TASK OBJECTIVE - Every line with "title" in it must be copied from the data.

RECORDS SUPPLIED -
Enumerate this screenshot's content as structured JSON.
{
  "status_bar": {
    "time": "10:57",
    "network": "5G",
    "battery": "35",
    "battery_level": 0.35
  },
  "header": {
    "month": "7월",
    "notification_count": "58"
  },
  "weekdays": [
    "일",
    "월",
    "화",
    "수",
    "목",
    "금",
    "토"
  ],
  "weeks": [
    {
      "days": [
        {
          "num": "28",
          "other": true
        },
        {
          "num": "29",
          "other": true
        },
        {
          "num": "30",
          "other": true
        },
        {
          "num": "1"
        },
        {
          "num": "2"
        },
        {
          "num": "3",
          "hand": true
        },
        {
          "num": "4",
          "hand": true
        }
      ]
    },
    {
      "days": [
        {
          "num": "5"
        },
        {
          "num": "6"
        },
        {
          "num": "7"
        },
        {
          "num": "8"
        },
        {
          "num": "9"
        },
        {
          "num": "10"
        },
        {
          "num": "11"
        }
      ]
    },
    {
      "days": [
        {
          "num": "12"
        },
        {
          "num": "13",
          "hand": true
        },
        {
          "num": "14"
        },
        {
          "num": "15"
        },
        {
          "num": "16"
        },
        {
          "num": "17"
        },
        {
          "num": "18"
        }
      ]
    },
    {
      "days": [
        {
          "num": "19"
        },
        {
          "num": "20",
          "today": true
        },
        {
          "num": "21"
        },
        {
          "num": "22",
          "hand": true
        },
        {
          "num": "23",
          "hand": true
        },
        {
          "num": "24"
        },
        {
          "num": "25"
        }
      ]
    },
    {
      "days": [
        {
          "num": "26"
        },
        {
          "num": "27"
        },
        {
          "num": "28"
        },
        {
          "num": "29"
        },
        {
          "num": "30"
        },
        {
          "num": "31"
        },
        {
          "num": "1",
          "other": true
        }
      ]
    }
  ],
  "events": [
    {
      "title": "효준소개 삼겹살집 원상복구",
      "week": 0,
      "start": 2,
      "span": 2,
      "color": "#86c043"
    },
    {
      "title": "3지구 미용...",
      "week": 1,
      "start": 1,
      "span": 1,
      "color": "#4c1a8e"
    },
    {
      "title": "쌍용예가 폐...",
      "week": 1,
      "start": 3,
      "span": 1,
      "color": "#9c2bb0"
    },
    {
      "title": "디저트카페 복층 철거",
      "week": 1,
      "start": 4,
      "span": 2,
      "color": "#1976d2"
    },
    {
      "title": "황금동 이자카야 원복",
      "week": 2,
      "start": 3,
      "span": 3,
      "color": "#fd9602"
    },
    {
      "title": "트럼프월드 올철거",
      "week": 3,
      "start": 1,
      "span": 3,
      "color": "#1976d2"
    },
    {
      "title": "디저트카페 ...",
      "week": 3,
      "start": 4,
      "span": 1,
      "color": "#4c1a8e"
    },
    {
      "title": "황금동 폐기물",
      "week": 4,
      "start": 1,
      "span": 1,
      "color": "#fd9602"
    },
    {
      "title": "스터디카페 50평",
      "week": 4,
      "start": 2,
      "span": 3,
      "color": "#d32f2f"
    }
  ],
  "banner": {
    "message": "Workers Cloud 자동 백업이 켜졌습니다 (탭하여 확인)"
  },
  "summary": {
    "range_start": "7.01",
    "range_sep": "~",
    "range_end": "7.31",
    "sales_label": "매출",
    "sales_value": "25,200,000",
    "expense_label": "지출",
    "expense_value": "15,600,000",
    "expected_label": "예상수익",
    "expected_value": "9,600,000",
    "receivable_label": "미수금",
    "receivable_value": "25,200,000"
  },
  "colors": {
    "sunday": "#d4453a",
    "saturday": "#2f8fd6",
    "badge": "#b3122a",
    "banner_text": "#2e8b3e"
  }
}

REPLY -
      "title": "효준소개 삼겹살집 원상복구",
      "title": "3지구 미용...",
      "title": "쌍용예가 폐...",
      "title": "디저트카페 복층 철거",
      "title": "황금동 이자카야 원복",
      "title": "트럼프월드 올철거",
      "title": "디저트카페 ...",
      "title": "황금동 폐기물",
      "title": "스터디카페 50평",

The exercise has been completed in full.